What Is a Lottery?


A lottery is a form of gambling in which people buy tickets for a chance to win money. Governments organize and run lotteries to raise funds for a variety of purposes. Unlike other forms of gambling, a lottery involves chance and the prize is not dependent on skill or effort. This is why it is considered a painless form of taxation and is popular amongst the general public. There are many different types of lottery games, but the most common are the state and national lotteries. The prizes range from cash to sports team draft picks.

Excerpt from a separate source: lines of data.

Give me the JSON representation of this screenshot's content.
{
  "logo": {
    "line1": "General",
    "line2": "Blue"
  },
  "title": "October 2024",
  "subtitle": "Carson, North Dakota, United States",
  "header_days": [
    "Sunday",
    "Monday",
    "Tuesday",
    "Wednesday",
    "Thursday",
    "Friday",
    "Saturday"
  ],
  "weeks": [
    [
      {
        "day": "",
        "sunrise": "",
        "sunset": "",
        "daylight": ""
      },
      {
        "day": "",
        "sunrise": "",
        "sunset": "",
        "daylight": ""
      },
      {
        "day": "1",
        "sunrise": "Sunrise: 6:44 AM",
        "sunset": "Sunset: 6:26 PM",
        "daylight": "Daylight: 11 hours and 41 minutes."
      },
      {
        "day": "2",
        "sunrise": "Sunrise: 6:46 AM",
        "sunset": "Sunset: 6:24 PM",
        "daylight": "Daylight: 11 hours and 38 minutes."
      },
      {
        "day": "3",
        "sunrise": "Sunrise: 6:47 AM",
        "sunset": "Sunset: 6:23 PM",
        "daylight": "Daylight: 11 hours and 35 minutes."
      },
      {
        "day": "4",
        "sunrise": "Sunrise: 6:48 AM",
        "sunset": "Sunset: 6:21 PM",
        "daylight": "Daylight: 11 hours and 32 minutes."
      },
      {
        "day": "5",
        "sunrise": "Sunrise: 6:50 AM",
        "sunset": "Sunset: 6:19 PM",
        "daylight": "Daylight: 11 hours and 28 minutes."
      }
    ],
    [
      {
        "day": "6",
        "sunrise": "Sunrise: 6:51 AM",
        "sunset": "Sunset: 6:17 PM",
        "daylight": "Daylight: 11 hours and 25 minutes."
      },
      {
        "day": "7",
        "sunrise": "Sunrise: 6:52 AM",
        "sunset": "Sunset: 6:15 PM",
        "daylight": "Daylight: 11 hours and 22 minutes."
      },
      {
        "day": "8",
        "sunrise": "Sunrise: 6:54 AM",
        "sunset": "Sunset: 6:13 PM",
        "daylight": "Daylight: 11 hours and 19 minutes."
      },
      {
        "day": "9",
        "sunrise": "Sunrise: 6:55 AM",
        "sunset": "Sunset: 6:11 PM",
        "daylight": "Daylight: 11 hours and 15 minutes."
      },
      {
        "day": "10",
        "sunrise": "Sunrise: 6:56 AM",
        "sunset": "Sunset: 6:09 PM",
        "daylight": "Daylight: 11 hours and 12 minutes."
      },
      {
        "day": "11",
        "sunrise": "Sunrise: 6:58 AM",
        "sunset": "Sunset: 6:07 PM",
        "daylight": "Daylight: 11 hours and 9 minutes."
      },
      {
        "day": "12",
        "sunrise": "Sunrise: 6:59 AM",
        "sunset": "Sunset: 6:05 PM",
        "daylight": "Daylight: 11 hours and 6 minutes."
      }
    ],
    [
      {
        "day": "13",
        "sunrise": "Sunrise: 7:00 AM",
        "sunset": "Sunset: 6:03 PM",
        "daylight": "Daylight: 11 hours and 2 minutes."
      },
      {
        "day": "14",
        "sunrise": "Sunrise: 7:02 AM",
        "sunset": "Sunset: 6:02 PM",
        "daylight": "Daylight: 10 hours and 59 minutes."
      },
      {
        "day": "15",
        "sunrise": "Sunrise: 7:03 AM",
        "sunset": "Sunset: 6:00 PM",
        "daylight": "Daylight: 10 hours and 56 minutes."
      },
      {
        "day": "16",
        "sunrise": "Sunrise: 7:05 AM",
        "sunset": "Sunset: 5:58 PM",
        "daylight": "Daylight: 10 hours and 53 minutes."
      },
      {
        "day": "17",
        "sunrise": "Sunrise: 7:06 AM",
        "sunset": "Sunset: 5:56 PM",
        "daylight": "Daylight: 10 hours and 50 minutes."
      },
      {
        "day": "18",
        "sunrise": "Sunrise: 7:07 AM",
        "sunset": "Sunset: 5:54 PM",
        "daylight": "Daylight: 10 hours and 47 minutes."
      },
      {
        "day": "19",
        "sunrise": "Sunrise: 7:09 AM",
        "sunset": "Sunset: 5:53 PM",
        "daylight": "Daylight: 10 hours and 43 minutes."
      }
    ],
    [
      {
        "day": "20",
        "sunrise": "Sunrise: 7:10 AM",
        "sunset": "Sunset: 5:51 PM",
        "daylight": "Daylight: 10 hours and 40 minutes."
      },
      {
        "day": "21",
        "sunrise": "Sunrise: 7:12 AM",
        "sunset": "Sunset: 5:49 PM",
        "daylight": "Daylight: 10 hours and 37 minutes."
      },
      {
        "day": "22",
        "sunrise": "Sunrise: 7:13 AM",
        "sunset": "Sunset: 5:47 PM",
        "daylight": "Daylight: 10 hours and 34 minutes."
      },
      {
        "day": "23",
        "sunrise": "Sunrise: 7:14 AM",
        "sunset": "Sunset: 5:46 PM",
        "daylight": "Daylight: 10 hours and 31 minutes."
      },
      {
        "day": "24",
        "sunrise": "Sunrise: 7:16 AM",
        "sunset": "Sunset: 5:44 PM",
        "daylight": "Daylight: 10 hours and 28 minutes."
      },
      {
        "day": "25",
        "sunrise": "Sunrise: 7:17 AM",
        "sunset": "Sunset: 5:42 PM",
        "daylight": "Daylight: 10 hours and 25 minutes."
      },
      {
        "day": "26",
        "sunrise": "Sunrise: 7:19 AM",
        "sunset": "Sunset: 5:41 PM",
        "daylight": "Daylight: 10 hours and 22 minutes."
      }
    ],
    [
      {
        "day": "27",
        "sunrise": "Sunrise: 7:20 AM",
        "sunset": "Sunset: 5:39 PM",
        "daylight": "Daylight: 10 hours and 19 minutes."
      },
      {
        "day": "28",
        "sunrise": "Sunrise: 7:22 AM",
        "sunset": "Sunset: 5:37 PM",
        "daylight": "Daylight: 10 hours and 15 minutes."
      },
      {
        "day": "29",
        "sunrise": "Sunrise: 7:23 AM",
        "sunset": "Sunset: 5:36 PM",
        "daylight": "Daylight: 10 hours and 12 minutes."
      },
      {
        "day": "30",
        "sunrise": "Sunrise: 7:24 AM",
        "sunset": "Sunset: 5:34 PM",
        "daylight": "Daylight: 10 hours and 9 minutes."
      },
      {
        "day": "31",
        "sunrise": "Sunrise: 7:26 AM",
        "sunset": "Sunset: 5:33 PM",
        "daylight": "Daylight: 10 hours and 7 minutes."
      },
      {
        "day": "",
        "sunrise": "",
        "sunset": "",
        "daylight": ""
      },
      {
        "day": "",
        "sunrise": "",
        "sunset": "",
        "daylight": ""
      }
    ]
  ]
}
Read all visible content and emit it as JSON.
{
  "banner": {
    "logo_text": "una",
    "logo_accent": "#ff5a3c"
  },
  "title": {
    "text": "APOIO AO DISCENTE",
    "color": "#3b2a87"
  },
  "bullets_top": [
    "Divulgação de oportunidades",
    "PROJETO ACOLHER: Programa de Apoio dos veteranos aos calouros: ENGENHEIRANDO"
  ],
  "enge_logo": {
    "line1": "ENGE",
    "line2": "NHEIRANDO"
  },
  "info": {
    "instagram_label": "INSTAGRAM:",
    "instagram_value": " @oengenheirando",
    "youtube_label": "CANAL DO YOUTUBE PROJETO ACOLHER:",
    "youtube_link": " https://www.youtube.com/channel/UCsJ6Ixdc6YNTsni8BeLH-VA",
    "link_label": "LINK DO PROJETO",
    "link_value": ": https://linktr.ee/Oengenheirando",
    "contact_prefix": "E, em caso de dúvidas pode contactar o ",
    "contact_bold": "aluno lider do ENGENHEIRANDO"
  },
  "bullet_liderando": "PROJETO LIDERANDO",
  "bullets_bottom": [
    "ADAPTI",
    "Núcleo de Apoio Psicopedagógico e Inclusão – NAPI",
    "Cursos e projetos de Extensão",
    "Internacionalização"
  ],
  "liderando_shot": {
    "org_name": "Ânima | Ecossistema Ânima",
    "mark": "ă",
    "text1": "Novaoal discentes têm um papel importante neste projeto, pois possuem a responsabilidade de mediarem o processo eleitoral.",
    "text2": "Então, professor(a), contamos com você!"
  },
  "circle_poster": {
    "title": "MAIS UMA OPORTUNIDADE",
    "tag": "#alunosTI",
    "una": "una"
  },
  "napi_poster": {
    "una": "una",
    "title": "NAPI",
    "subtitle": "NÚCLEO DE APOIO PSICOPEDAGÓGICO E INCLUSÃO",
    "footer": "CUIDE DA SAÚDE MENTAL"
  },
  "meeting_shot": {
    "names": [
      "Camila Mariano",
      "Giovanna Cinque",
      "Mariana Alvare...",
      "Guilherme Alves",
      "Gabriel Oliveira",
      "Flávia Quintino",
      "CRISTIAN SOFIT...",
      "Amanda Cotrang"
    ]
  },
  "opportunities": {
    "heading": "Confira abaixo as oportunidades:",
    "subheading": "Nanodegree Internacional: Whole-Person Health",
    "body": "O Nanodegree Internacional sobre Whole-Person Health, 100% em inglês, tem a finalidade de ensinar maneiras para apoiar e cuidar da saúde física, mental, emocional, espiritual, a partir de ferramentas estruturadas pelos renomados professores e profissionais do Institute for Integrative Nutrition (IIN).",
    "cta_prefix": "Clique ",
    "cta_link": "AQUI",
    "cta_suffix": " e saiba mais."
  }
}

In order for a lottery to be legal, there must be some way for the organizers to record the identities of participants and the amounts staked by each. In addition, there must be a mechanism for collecting and pooling these stakes for the purpose of choosing winners. Generally, this is done by selling tickets, with each ticket containing a numbered receipt that gets deposited with the lottery organization for shuffling and possible selection in a drawing.

The amount of the prize money is determined by the organizers, but usually it is a fixed sum of money. In some cases, a percentage of the total money staked is returned to the bettors. In other cases, the prizes are based on a specific number of winning tickets or on the total number of eligible entries. For example, a lot of people like to play the EuroMillions lottery, which is one of the largest in the world.

Typically, lottery proceeds are used to pay for education, infrastructure, and public services. In the United States, for example, state lottery profits have been allocated to these causes to the tune of $234.1 billion since 1967. This is a significant amount of money, and it can make a big difference to people’s lives.

However, there are also critics of the lottery that argue that it can be a addictive form of gambling and may lead to poor financial decisions for those who play. The cost of buying lottery tickets can quickly add up, and the chances of winning are slim. There are also stories of lottery winners who find themselves in worse financial circumstances after winning the big jackpot.

Some states have laws against playing the lottery. In some cases, it is illegal to purchase lottery tickets, and in other instances it is against the law to sell or advertise them. Some of these rules are intended to protect the integrity of the game and the health of the players. In other cases, they are intended to help limit the effects of addiction and other problems that can affect lottery players. Despite these restrictions, some lottery players do develop an addiction to the game, and it is important for those who do to seek help for the problem before it becomes too severe. This can be done through counseling, support groups, or other resources. A professional therapist can be especially helpful for those who are struggling with an addiction to the lottery.